*INFORMATION SUPPLIED*:
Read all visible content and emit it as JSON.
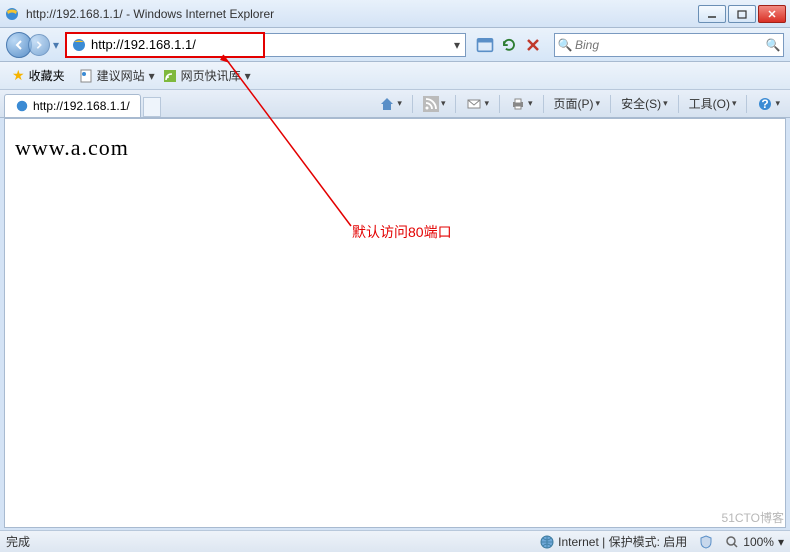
{
  "window": {
    "title": "http://192.168.1.1/ - Windows Internet Explorer"
  },
  "address": {
    "url": "http://192.168.1.1/"
  },
  "search": {
    "placeholder": "Bing"
  },
  "favorites": {
    "button": "收藏夹",
    "suggested": "建议网站",
    "webslice": "网页快讯库"
  },
  "tab": {
    "title": "http://192.168.1.1/"
  },
  "commandbar": {
    "page": "页面(P)",
    "safety": "安全(S)",
    "tools": "工具(O)"
  },
  "page": {
    "body_text": "www.a.com"
  },
  "annotation": {
    "text": "默认访问80端口"
  },
  "status": {
    "done": "完成",
    "zone": "Internet | 保护模式: 启用",
    "zoom": "100%"
  },
  "watermark": "51CTO博客"
}
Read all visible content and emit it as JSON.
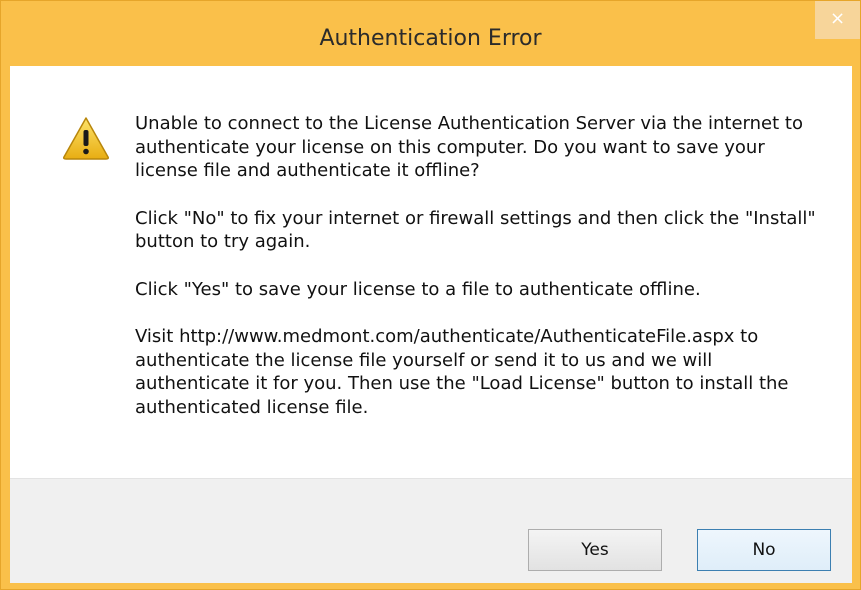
{
  "dialog": {
    "title": "Authentication Error",
    "close_glyph": "×",
    "icon": "warning-icon",
    "message": [
      "Unable to connect to the License Authentication Server via the internet to authenticate your license on this computer. Do you want to save your license file and authenticate it offline?",
      "Click \"No\" to fix your internet or firewall settings and then click the \"Install\" button to try again.",
      "Click \"Yes\" to save your license to a file to authenticate offline.",
      "Visit http://www.medmont.com/authenticate/AuthenticateFile.aspx to authenticate the license file yourself or send it to us and we will authenticate it for you.  Then use the \"Load License\" button to install the authenticated license file."
    ],
    "buttons": {
      "yes_label": "Yes",
      "no_label": "No"
    }
  },
  "colors": {
    "titlebar": "#fac04a",
    "close_button": "#f7d59a",
    "footer": "#f0f0f0",
    "warning_icon": "#f5c518"
  }
}
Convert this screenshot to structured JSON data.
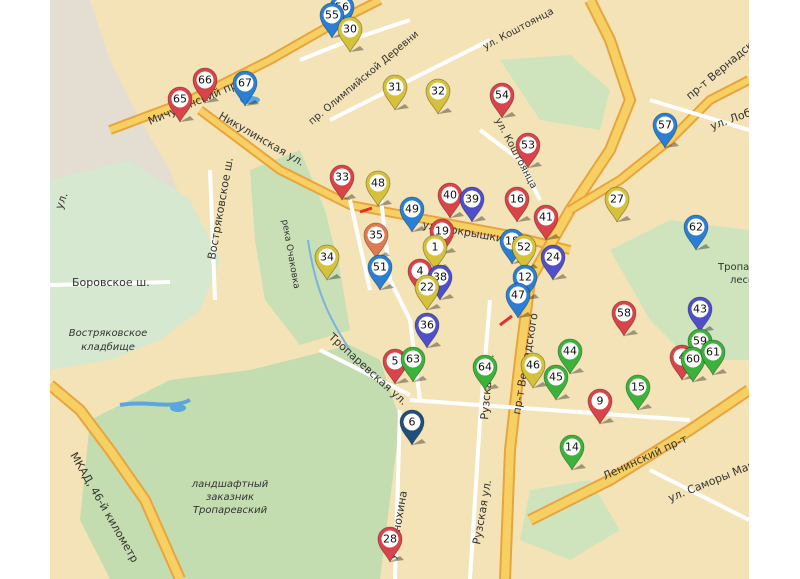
{
  "map": {
    "streets": [
      {
        "text": "Мичуринский пр-т"
      },
      {
        "text": "пр. Олимпийской Деревни"
      },
      {
        "text": "ул. Коштоянца"
      },
      {
        "text": "ул. Коштоянца"
      },
      {
        "text": "пр-т Вернадского"
      },
      {
        "text": "ул. Лобачевского"
      },
      {
        "text": "Никулинская ул."
      },
      {
        "text": "Востряковское ш."
      },
      {
        "text": "Боровское ш."
      },
      {
        "text": "река Очаковка"
      },
      {
        "text": "ул. Покрышкина"
      },
      {
        "text": "Тропаревская ул."
      },
      {
        "text": "Рузская ул."
      },
      {
        "text": "пр-т Вернадского"
      },
      {
        "text": "Ленинский пр-т"
      },
      {
        "text": "ул. Саморы Машела"
      },
      {
        "text": "ул. Анохина"
      },
      {
        "text": "Рузская ул."
      },
      {
        "text": "МКАД, 46-й километр"
      },
      {
        "text": "ул."
      }
    ],
    "areas": [
      {
        "lines": [
          "Востряковское",
          "кладбище"
        ]
      },
      {
        "lines": [
          "ландшафтный",
          "заказник",
          "Тропаревский"
        ]
      },
      {
        "lines": [
          "Тропарев",
          "лесо"
        ]
      }
    ],
    "markers": [
      {
        "label": "56",
        "color": "#2a7fd4"
      },
      {
        "label": "55",
        "color": "#2a7fd4"
      },
      {
        "label": "30",
        "color": "#d6c23a"
      },
      {
        "label": "66",
        "color": "#d9434a"
      },
      {
        "label": "65",
        "color": "#d9434a"
      },
      {
        "label": "67",
        "color": "#2a7fd4"
      },
      {
        "label": "31",
        "color": "#d6c23a"
      },
      {
        "label": "32",
        "color": "#d6c23a"
      },
      {
        "label": "54",
        "color": "#d9434a"
      },
      {
        "label": "53",
        "color": "#d9434a"
      },
      {
        "label": "57",
        "color": "#2a7fd4"
      },
      {
        "label": "33",
        "color": "#d9434a"
      },
      {
        "label": "48",
        "color": "#d6c23a"
      },
      {
        "label": "49",
        "color": "#2a7fd4"
      },
      {
        "label": "40",
        "color": "#d9434a"
      },
      {
        "label": "39",
        "color": "#4e4fc9"
      },
      {
        "label": "16",
        "color": "#d9434a"
      },
      {
        "label": "27",
        "color": "#d6c23a"
      },
      {
        "label": "41",
        "color": "#d9434a"
      },
      {
        "label": "62",
        "color": "#2a7fd4"
      },
      {
        "label": "19",
        "color": "#d9434a"
      },
      {
        "label": "35",
        "color": "#e07a52"
      },
      {
        "label": "1",
        "color": "#d6c23a"
      },
      {
        "label": "18",
        "color": "#2a7fd4"
      },
      {
        "label": "52",
        "color": "#d6c23a"
      },
      {
        "label": "24",
        "color": "#4e4fc9"
      },
      {
        "label": "34",
        "color": "#d6c23a"
      },
      {
        "label": "51",
        "color": "#2a7fd4"
      },
      {
        "label": "4",
        "color": "#d9434a"
      },
      {
        "label": "38",
        "color": "#4e4fc9"
      },
      {
        "label": "22",
        "color": "#d6c23a"
      },
      {
        "label": "12",
        "color": "#2a7fd4"
      },
      {
        "label": "47",
        "color": "#2a7fd4"
      },
      {
        "label": "58",
        "color": "#d9434a"
      },
      {
        "label": "43",
        "color": "#4e4fc9"
      },
      {
        "label": "36",
        "color": "#4e4fc9"
      },
      {
        "label": "59",
        "color": "#3bb23a"
      },
      {
        "label": "4",
        "color": "#d9434a"
      },
      {
        "label": "60",
        "color": "#3bb23a"
      },
      {
        "label": "61",
        "color": "#3bb23a"
      },
      {
        "label": "44",
        "color": "#3bb23a"
      },
      {
        "label": "5",
        "color": "#d9434a"
      },
      {
        "label": "63",
        "color": "#3bb23a"
      },
      {
        "label": "64",
        "color": "#3bb23a"
      },
      {
        "label": "46",
        "color": "#d6c23a"
      },
      {
        "label": "45",
        "color": "#3bb23a"
      },
      {
        "label": "15",
        "color": "#3bb23a"
      },
      {
        "label": "9",
        "color": "#d9434a"
      },
      {
        "label": "6",
        "color": "#1f4f7a"
      },
      {
        "label": "14",
        "color": "#3bb23a"
      },
      {
        "label": "28",
        "color": "#d9434a"
      }
    ]
  }
}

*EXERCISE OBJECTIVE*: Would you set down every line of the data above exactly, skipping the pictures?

*WRITTEN RESPONSE*:
Read all visible content and emit it as JSON.
{
  "window": {
    "title": "http://192.168.1.1/ - Windows Internet Explorer"
  },
  "address": {
    "url": "http://192.168.1.1/"
  },
  "search": {
    "placeholder": "Bing"
  },
  "favorites": {
    "button": "收藏夹",
    "suggested": "建议网站",
    "webslice": "网页快讯库"
  },
  "tab": {
    "title": "http://192.168.1.1/"
  },
  "commandbar": {
    "page": "页面(P)",
    "safety": "安全(S)",
    "tools": "工具(O)"
  },
  "page": {
    "body_text": "www.a.com"
  },
  "annotation": {
    "text": "默认访问80端口"
  },
  "status": {
    "done": "完成",
    "zone": "Internet | 保护模式: 启用",
    "zoom": "100%"
  },
  "watermark": "51CTO博客"
}
Read all visible content and emit it as JSON.
{
  "dialog": {
    "title": "Authentication Error",
    "close_glyph": "×",
    "icon": "warning-icon",
    "message": [
      "Unable to connect to the License Authentication Server via the internet to authenticate your license on this computer. Do you want to save your license file and authenticate it offline?",
      "Click \"No\" to fix your internet or firewall settings and then click the \"Install\" button to try again.",
      "Click \"Yes\" to save your license to a file to authenticate offline.",
      "Visit http://www.medmont.com/authenticate/AuthenticateFile.aspx to authenticate the license file yourself or send it to us and we will authenticate it for you.  Then use the \"Load License\" button to install the authenticated license file."
    ],
    "buttons": {
      "yes_label": "Yes",
      "no_label": "No"
    }
  },
  "colors": {
    "titlebar": "#fac04a",
    "close_button": "#f7d59a",
    "footer": "#f0f0f0",
    "warning_icon": "#f5c518"
  }
}
Convert this screenshot to structured JSON data.
{
  "map": {
    "streets": [
      {
        "text": "Мичуринский пр-т"
      },
      {
        "text": "пр. Олимпийской Деревни"
      },
      {
        "text": "ул. Коштоянца"
      },
      {
        "text": "ул. Коштоянца"
      },
      {
        "text": "пр-т Вернадского"
      },
      {
        "text": "ул. Лобачевского"
      },
      {
        "text": "Никулинская ул."
      },
      {
        "text": "Востряковское ш."
      },
      {
        "text": "Боровское ш."
      },
      {
        "text": "река Очаковка"
      },
      {
        "text": "ул. Покрышкина"
      },
      {
        "text": "Тропаревская ул."
      },
      {
        "text": "Рузская ул."
      },
      {
        "text": "пр-т Вернадского"
      },
      {
        "text": "Ленинский пр-т"
      },
      {
        "text": "ул. Саморы Машела"
      },
      {
        "text": "ул. Анохина"
      },
      {
        "text": "Рузская ул."
      },
      {
        "text": "МКАД, 46-й километр"
      },
      {
        "text": "ул."
      }
    ],
    "areas": [
      {
        "lines": [
          "Востряковское",
          "кладбище"
        ]
      },
      {
        "lines": [
          "ландшафтный",
          "заказник",
          "Тропаревский"
        ]
      },
      {
        "lines": [
          "Тропарев",
          "лесо"
        ]
      }
    ],
    "markers": [
      {
        "label": "56",
        "color": "#2a7fd4"
      },
      {
        "label": "55",
        "color": "#2a7fd4"
      },
      {
        "label": "30",
        "color": "#d6c23a"
      },
      {
        "label": "66",
        "color": "#d9434a"
      },
      {
        "label": "65",
        "color": "#d9434a"
      },
      {
        "label": "67",
        "color": "#2a7fd4"
      },
      {
        "label": "31",
        "color": "#d6c23a"
      },
      {
        "label": "32",
        "color": "#d6c23a"
      },
      {
        "label": "54",
        "color": "#d9434a"
      },
      {
        "label": "53",
        "color": "#d9434a"
      },
      {
        "label": "57",
        "color": "#2a7fd4"
      },
      {
        "label": "33",
        "color": "#d9434a"
      },
      {
        "label": "48",
        "color": "#d6c23a"
      },
      {
        "label": "49",
        "color": "#2a7fd4"
      },
      {
        "label": "40",
        "color": "#d9434a"
      },
      {
        "label": "39",
        "color": "#4e4fc9"
      },
      {
        "label": "16",
        "color": "#d9434a"
      },
      {
        "label": "27",
        "color": "#d6c23a"
      },
      {
        "label": "41",
        "color": "#d9434a"
      },
      {
        "label": "62",
        "color": "#2a7fd4"
      },
      {
        "label": "19",
        "color": "#d9434a"
      },
      {
        "label": "35",
        "color": "#e07a52"
      },
      {
        "label": "1",
        "color": "#d6c23a"
      },
      {
        "label": "18",
        "color": "#2a7fd4"
      },
      {
        "label": "52",
        "color": "#d6c23a"
      },
      {
        "label": "24",
        "color": "#4e4fc9"
      },
      {
        "label": "34",
        "color": "#d6c23a"
      },
      {
        "label": "51",
        "color": "#2a7fd4"
      },
      {
        "label": "4",
        "color": "#d9434a"
      },
      {
        "label": "38",
        "color": "#4e4fc9"
      },
      {
        "label": "22",
        "color": "#d6c23a"
      },
      {
        "label": "12",
        "color": "#2a7fd4"
      },
      {
        "label": "47",
        "color": "#2a7fd4"
      },
      {
        "label": "58",
        "color": "#d9434a"
      },
      {
        "label": "43",
        "color": "#4e4fc9"
      },
      {
        "label": "36",
        "color": "#4e4fc9"
      },
      {
        "label": "59",
        "color": "#3bb23a"
      },
      {
        "label": "4",
        "color": "#d9434a"
      },
      {
        "label": "60",
        "color": "#3bb23a"
      },
      {
        "label": "61",
        "color": "#3bb23a"
      },
      {
        "label": "44",
        "color": "#3bb23a"
      },
      {
        "label": "5",
        "color": "#d9434a"
      },
      {
        "label": "63",
        "color": "#3bb23a"
      },
      {
        "label": "64",
        "color": "#3bb23a"
      },
      {
        "label": "46",
        "color": "#d6c23a"
      },
      {
        "label": "45",
        "color": "#3bb23a"
      },
      {
        "label": "15",
        "color": "#3bb23a"
      },
      {
        "label": "9",
        "color": "#d9434a"
      },
      {
        "label": "6",
        "color": "#1f4f7a"
      },
      {
        "label": "14",
        "color": "#3bb23a"
      },
      {
        "label": "28",
        "color": "#d9434a"
      }
    ]
  }
}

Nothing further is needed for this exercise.